→ Prompt: Exact reproductions of all the entries, please, and no pictures.
---------- Given data
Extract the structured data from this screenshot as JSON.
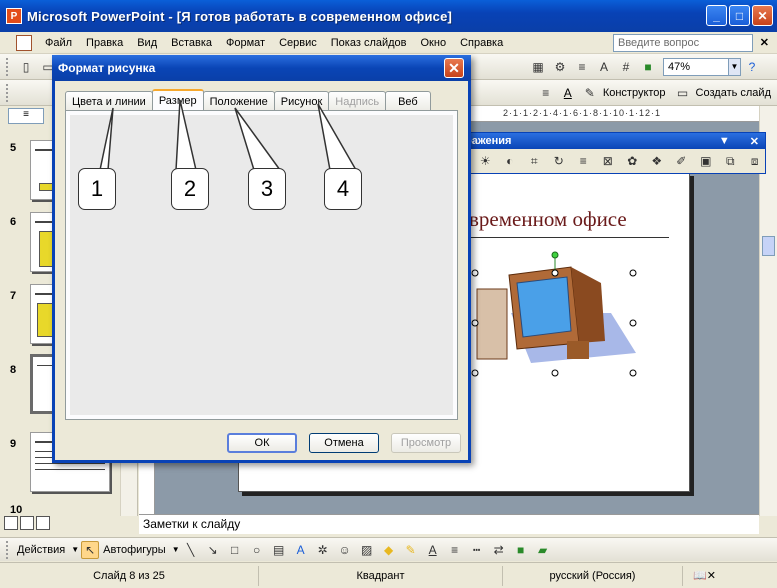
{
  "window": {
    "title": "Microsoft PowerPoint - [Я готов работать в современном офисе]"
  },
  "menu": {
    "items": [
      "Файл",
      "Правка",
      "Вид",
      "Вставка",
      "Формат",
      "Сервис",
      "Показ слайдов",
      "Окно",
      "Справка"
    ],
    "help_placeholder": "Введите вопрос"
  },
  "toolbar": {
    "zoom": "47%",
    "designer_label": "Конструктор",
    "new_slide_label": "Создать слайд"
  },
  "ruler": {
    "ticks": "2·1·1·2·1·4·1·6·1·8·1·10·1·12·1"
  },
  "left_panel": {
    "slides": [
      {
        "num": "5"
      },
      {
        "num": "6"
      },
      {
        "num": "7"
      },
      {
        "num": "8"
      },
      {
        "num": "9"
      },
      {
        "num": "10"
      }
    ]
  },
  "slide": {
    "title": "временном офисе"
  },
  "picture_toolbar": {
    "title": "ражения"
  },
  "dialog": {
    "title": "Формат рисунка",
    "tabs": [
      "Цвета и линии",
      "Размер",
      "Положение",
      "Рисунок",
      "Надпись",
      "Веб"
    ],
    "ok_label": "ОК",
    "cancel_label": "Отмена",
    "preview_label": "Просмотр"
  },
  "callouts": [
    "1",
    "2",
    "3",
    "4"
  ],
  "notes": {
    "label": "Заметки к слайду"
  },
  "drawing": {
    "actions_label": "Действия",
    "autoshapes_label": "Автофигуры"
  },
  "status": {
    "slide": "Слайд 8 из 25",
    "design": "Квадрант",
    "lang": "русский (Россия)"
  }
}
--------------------
→ Solution for this problem:
Extract the structured data from this screenshot as JSON.
{
  "window": {
    "title": "Microsoft PowerPoint - [Я готов работать в современном офисе]"
  },
  "menu": {
    "items": [
      "Файл",
      "Правка",
      "Вид",
      "Вставка",
      "Формат",
      "Сервис",
      "Показ слайдов",
      "Окно",
      "Справка"
    ],
    "help_placeholder": "Введите вопрос"
  },
  "toolbar": {
    "zoom": "47%",
    "designer_label": "Конструктор",
    "new_slide_label": "Создать слайд"
  },
  "ruler": {
    "ticks": "2·1·1·2·1·4·1·6·1·8·1·10·1·12·1"
  },
  "left_panel": {
    "slides": [
      {
        "num": "5"
      },
      {
        "num": "6"
      },
      {
        "num": "7"
      },
      {
        "num": "8"
      },
      {
        "num": "9"
      },
      {
        "num": "10"
      }
    ]
  },
  "slide": {
    "title": "временном офисе"
  },
  "picture_toolbar": {
    "title": "ражения"
  },
  "dialog": {
    "title": "Формат рисунка",
    "tabs": [
      "Цвета и линии",
      "Размер",
      "Положение",
      "Рисунок",
      "Надпись",
      "Веб"
    ],
    "ok_label": "ОК",
    "cancel_label": "Отмена",
    "preview_label": "Просмотр"
  },
  "callouts": [
    "1",
    "2",
    "3",
    "4"
  ],
  "notes": {
    "label": "Заметки к слайду"
  },
  "drawing": {
    "actions_label": "Действия",
    "autoshapes_label": "Автофигуры"
  },
  "status": {
    "slide": "Слайд 8 из 25",
    "design": "Квадрант",
    "lang": "русский (Россия)"
  }
}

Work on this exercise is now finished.